Higher ticket prices due to energy costs
In any case, air passengers have to be prepared for higher ticket prices in the summer due to increased fuel costs as a result of the Ukraine war. The aviation groups Lufthansa and Air France-KLM point to this. “We have to pass rising costs on to our customers,” said Lufthansa CFO Remco Steenbergen recently.
The travel group FTI Group noticed a dent in bookings after the start of the Ukraine war. In the meantime, demand has picked up again, says FTI boss Ralph Schiller. “Incoming bookings are good for the entire period from the Easter holidays until autumn, and we are exceeding the pre-corona figures of 2019 in popular destinations.” According to Schiller, destinations around the Mediterranean, such as Croatia, Greece and Turkey, as well as Egypt, are particularly in demand. “Here it could be tight with the places on the coveted dates in the summer season.”
According to the organizer Alltours, they also feel “an enormous need to catch up”. The daily incoming bookings for the summer are currently between 40 and 80 percent higher than in the pre-corona summer of 2019. “There will definitely be no kerosene surcharge at Alltours for trips that have already been booked,” emphasizes a spokeswoman.

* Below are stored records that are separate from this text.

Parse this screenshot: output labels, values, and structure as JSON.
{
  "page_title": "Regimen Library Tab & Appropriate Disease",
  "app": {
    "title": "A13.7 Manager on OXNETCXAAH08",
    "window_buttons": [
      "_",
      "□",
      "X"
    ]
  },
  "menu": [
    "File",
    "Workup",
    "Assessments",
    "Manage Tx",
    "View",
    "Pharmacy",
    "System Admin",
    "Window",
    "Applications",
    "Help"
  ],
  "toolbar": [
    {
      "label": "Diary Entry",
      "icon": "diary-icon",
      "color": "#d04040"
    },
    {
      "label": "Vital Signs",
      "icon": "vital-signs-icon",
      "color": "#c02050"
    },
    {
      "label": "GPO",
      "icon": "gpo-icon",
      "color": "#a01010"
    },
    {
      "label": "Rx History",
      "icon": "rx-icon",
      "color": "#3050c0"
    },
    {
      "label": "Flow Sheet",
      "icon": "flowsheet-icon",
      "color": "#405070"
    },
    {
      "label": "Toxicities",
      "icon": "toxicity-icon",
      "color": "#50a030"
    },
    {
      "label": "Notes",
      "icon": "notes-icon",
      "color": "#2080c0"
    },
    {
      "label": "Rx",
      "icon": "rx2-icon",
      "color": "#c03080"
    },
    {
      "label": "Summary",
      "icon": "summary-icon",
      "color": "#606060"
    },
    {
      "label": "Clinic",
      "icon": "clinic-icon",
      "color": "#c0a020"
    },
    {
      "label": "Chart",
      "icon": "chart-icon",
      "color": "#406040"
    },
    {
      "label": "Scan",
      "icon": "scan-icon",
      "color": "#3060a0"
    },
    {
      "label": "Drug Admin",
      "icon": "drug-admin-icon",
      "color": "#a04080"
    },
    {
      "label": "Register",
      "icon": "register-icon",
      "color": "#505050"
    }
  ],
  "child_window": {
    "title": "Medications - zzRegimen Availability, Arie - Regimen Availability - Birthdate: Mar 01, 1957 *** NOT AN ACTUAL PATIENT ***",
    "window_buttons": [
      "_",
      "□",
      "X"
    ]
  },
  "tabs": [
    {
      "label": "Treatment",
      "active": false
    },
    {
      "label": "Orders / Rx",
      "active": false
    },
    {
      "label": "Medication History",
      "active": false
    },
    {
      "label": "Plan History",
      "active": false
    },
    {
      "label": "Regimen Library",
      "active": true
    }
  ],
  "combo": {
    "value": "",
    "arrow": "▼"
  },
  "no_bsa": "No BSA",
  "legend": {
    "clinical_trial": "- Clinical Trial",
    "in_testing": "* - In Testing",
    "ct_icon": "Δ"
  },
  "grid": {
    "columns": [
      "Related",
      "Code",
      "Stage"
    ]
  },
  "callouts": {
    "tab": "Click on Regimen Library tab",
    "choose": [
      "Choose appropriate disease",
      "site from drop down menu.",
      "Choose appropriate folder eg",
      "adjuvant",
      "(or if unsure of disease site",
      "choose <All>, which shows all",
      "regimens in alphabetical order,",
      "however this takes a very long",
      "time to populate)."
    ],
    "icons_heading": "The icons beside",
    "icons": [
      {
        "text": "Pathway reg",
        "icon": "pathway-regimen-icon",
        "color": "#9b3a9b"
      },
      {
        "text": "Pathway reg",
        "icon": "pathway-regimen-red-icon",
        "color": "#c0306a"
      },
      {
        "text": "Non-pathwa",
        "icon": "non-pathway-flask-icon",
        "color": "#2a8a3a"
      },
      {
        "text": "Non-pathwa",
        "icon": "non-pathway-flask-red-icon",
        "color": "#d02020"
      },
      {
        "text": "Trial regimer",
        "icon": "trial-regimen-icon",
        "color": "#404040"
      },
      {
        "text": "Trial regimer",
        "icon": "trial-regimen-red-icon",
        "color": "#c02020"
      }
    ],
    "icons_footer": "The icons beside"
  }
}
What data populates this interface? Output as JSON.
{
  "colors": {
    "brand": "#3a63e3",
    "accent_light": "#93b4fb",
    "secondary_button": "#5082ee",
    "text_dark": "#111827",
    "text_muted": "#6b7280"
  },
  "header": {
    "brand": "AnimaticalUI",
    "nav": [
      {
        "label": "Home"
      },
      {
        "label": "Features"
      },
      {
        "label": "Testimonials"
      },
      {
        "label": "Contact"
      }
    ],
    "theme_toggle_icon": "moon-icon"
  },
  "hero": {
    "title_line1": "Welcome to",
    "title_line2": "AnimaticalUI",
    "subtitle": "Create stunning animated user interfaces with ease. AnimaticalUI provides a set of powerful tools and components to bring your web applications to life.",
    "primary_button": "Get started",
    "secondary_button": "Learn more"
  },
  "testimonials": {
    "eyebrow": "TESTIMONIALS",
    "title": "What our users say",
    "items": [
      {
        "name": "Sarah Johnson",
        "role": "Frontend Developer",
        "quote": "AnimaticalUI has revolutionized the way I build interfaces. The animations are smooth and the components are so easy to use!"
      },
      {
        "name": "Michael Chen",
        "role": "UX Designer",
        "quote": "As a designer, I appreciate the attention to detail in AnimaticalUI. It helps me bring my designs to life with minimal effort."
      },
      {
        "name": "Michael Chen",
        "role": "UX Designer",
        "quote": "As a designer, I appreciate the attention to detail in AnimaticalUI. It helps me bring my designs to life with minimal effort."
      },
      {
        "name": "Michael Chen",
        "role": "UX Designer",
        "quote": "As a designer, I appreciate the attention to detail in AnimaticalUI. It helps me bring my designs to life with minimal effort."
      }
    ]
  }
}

DER Touristik reports that prices for Turkey, the Balearic Islands and the Canary Islands are currently stable. Long-distance trips, for example to Thailand or the Caribbean, are even around five percent cheaper than last summer. Despite the significant increase in bookings, the company does not anticipate bottlenecks during peak travel times. “However, there is an extremely high demand for high-quality products. Above all, the destinations Turkey, Greece and the Balearic Islands are in great demand.”
Regardless of the current boom, according to the DRV, the sales of travel agencies and tour operators for the tourism year to date are still below the level of the comparable period of 2019 probably not yet reach this year, »Fiebig confirmed an earlier forecast. He was cautiously optimistic for 2023, despite the unpredictable course of the Ukraine war and increased inflation.